Toxic gases were been reported in the aftermath along with strange orange clouds, with the US Embassy warning any Americans in Beirut to stay inside.
Many people are feared to still be trapped under the rubble – including those stuck inside their damaged homes.
Locals woke to apocalyptic scenes this morning with smoke still rising from the port, where a towering grain silo was shattered.
Streets were littered with debris and damaged vehicles, and building facades were blown out.
“It’s like a war zone. I’m speechless,” Beirut’s mayor, Jamal Itani, told Reuters while inspecting the damage. “This is a catastrophe for Beirut and Lebanon.”
The head of the country’s Red Cross said: “What we are witnessing is a huge catastrophe. There are victims and casualties everywhere.”
Prime Minister Hassan Diab described the disaster as a “national catastrophe” and added “those responsible will pay the price”.
His wife and daughter were injured in the explosion after it damaged his residence at The Government Palace.
The deadly blast was one of the world’s biggest-ever peacetime explosions.
Lebanon’s health minister Hamad Hasan said the blast was a “real catastrophe”.
Damage was reported up to six miles from the explosion, with windows shattered and building facades shredded by the shockwave.
Beirut’s governor Marwan Abboud compared the blast to the Hiroshima and Nagasaki nuclear attacks that killed an estimated 225,000 people.
Breaking into tears as he arrived at the scene of the disaster, he said: “I ask the Lebanese people to pull together.”
British Prime Minister Boris Johnson said the UK stands ready to offer “any support we can” to Lebanon – and confirmed some caught up in the blast were Brits.
He added: “The pictures and videos from Beirut tonight are shocking.
“All of my thoughts and prayers are with those caught up in this terrible incident.”
The Queen sent a message to the President of the Republic of Lebanon to say she and the Duke of Edinburgh were “deeply saddened” by the news.
International aid in the form of emergency workers and medical personnel is now heading to Lebanon.
France says it is sending two planes with dozens of emergency workers, a mobile medical unit and 15 tonnes of aid.
Emmanuel Macron’s office says the aid should allow for the treatment of some 500 victims.
French peacekeepers stationed in Lebanon, a former French protectorate, have been helping since the explosions, they added.
Jordan says a military field hospital including all necessary personnel will be dispatched and Egypt has opened a field hospital in Beirut to receive the wounded.
Czech Interior Minister Jan Hamacek says Lebanon has accepted an offer to send a team of 37 rescuers with sniffer dogs to Beirut.
Denmark says it is ready to provide humanitarian assistance to Lebanon, and Greece says it is ready to help Lebanese authorities with all means at its disposal.
Meanwhile, US President Donald Trump suggested the explosion may have been a “bomb” – describing it as a “terrible attack”.
British grandmother Valerie Fakhoury, 65, from Darlington, who works at Beirut’s American Community School was left with blood pouring from her head in the blast.
All staff at the British embassy in Beirut are accounted for, but some have sustained “non-life-threatening injuries”.
British journalist Lizzie Porter, who lives just one mile from the scene, told the Daily Mail: “It was 6.10pm and there was a rumble like thunder.
“Then the whole apartment building shook like an earthquake.”
Witness Fady Roumieh said: “It was like a nuclear bomb.

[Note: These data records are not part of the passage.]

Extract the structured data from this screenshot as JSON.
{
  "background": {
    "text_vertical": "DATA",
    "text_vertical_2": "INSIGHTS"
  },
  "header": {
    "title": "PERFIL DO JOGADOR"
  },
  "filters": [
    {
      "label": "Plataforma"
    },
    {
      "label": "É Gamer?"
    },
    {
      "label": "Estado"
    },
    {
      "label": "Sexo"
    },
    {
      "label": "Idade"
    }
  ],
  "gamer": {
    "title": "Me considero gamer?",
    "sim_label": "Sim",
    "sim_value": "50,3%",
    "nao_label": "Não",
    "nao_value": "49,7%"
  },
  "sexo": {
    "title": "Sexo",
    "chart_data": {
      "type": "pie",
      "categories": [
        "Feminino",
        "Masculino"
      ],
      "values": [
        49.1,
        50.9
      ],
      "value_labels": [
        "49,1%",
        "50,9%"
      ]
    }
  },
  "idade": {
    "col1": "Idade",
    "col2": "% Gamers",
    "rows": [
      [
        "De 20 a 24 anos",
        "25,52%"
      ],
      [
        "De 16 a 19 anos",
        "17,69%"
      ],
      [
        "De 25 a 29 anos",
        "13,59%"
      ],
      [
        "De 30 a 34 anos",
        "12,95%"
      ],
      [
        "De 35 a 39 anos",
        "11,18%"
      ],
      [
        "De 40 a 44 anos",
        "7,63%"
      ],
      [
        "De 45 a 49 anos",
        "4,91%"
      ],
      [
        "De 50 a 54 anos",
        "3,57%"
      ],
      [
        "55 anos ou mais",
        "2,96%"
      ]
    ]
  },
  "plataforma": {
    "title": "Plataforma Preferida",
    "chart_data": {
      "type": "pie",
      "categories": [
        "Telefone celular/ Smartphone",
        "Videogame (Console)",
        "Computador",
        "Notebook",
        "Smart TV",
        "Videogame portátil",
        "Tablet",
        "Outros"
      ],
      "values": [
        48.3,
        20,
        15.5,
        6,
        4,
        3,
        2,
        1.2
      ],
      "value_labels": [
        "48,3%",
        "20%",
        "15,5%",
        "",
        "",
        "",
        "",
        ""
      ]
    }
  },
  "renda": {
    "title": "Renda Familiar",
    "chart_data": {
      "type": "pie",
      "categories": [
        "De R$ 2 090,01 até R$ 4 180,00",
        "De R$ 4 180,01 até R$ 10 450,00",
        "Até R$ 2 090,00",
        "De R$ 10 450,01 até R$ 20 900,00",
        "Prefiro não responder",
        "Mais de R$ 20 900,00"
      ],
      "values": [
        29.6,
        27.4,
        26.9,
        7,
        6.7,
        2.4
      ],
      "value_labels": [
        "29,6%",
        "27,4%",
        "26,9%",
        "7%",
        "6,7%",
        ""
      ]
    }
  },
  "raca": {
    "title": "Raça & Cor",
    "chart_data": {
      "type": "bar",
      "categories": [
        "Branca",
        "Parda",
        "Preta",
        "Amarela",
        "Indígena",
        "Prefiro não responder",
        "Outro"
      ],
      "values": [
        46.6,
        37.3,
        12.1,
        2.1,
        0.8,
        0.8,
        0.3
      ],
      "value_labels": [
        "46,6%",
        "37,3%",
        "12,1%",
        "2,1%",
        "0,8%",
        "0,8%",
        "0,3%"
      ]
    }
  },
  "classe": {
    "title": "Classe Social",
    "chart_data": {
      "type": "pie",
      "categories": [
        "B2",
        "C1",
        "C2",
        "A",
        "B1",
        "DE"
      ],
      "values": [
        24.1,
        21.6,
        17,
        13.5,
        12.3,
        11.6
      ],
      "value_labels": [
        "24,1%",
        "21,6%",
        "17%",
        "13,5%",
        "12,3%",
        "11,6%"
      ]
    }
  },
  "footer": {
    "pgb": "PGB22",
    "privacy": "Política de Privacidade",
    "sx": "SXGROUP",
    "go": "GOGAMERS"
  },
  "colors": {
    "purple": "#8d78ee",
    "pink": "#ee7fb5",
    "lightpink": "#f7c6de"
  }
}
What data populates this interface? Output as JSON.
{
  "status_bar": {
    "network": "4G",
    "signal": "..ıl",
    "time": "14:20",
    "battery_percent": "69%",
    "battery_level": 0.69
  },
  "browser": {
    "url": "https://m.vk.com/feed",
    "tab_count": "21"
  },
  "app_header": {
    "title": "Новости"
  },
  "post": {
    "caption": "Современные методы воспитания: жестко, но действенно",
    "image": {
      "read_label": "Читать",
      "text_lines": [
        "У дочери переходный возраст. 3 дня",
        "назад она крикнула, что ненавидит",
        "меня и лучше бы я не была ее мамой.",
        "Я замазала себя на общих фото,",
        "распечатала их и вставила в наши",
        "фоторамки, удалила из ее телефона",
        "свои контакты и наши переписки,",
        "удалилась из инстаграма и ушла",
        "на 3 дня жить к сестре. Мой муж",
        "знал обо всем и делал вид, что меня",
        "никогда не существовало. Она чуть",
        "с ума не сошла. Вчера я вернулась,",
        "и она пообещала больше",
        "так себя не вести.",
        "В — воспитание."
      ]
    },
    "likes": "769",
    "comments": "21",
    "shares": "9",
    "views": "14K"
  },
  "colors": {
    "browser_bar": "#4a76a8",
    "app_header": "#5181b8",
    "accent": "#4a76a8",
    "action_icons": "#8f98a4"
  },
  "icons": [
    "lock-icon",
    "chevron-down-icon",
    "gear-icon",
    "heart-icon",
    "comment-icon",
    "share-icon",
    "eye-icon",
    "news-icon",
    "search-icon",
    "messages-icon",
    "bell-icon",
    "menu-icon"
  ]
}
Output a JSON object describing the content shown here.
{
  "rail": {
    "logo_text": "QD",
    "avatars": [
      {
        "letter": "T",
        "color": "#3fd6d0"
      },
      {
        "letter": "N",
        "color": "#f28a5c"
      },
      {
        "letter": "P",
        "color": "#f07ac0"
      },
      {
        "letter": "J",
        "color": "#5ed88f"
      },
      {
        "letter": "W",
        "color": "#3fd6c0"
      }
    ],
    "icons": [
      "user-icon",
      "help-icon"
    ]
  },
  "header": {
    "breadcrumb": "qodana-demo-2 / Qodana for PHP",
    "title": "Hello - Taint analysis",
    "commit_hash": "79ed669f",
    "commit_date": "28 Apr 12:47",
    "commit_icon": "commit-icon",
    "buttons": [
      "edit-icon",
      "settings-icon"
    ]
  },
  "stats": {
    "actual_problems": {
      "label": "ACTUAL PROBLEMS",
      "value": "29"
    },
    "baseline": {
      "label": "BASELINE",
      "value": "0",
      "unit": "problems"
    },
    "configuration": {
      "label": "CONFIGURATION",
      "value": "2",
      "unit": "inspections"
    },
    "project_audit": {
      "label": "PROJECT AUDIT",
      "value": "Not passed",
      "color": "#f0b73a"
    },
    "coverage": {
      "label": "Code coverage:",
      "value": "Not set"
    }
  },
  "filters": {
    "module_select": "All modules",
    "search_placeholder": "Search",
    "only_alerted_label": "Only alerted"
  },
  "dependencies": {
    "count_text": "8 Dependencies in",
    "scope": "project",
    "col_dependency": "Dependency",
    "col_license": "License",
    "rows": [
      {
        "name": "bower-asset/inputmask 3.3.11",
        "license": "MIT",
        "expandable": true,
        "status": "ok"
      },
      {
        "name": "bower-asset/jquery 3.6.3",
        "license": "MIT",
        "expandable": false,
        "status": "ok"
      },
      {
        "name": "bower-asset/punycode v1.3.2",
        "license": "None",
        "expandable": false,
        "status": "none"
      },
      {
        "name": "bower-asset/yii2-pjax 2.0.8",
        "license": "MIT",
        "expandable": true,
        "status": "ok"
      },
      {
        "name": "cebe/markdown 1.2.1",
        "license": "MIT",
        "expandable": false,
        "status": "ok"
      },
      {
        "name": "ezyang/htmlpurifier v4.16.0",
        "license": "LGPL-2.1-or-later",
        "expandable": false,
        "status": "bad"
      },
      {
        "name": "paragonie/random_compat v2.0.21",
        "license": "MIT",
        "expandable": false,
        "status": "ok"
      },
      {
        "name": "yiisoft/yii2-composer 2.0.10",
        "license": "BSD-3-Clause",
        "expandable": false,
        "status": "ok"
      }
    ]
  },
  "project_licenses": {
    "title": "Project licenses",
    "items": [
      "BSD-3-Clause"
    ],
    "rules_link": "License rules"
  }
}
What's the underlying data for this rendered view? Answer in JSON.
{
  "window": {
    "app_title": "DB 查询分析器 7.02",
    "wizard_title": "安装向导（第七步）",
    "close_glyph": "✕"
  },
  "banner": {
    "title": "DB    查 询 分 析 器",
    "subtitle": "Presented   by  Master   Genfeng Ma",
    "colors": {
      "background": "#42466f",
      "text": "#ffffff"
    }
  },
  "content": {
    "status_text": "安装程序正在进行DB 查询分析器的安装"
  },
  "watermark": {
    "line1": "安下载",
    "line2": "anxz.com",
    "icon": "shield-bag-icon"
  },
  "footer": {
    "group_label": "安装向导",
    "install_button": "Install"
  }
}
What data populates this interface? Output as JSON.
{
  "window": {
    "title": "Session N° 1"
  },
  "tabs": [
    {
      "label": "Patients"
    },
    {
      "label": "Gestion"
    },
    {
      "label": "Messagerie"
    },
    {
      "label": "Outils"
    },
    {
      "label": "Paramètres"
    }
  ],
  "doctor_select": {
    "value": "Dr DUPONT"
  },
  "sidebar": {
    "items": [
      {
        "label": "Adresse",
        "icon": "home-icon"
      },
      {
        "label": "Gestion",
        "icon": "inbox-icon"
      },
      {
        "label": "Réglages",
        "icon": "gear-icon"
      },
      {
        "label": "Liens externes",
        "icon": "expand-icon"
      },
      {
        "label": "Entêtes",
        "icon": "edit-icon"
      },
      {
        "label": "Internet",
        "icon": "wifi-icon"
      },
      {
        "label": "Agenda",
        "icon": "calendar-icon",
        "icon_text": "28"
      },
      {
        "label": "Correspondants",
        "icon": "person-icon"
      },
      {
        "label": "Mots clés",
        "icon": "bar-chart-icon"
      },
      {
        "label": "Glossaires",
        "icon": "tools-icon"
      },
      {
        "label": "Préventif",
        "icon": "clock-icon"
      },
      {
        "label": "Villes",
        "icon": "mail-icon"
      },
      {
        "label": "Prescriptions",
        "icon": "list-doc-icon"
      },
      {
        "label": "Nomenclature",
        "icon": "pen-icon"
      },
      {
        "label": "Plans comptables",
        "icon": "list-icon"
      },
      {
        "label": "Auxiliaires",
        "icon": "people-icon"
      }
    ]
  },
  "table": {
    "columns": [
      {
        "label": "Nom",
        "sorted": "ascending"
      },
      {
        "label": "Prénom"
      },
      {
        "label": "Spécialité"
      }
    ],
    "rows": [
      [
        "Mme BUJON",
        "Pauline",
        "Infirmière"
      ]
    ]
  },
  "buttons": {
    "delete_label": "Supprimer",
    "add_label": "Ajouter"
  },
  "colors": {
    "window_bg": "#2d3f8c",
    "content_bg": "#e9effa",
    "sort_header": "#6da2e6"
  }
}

The damage is so widespread and severe all over the city.
“Some buildings as far as 2km are partially collapsed. It’s like a war zone. The damage is extreme. Not one glass window intact.”
Red Cross spokesman Georges Kettaneh said emergency services had been “overwhelmed”.
Ambulances were been called in from across the country to aid the rescue effort.
Hours after the blast, ambulances still carried away the wounded as army helicopters helped battle fires raging at the port.
Some hospitals were too badly damaged to treat patients, with pictures showing doctors administering first aid in the street.
Initial reports had claimed the blast came from a firework storage site as video appeared to show small flashes and pops in the fire before the catastrophic explosion.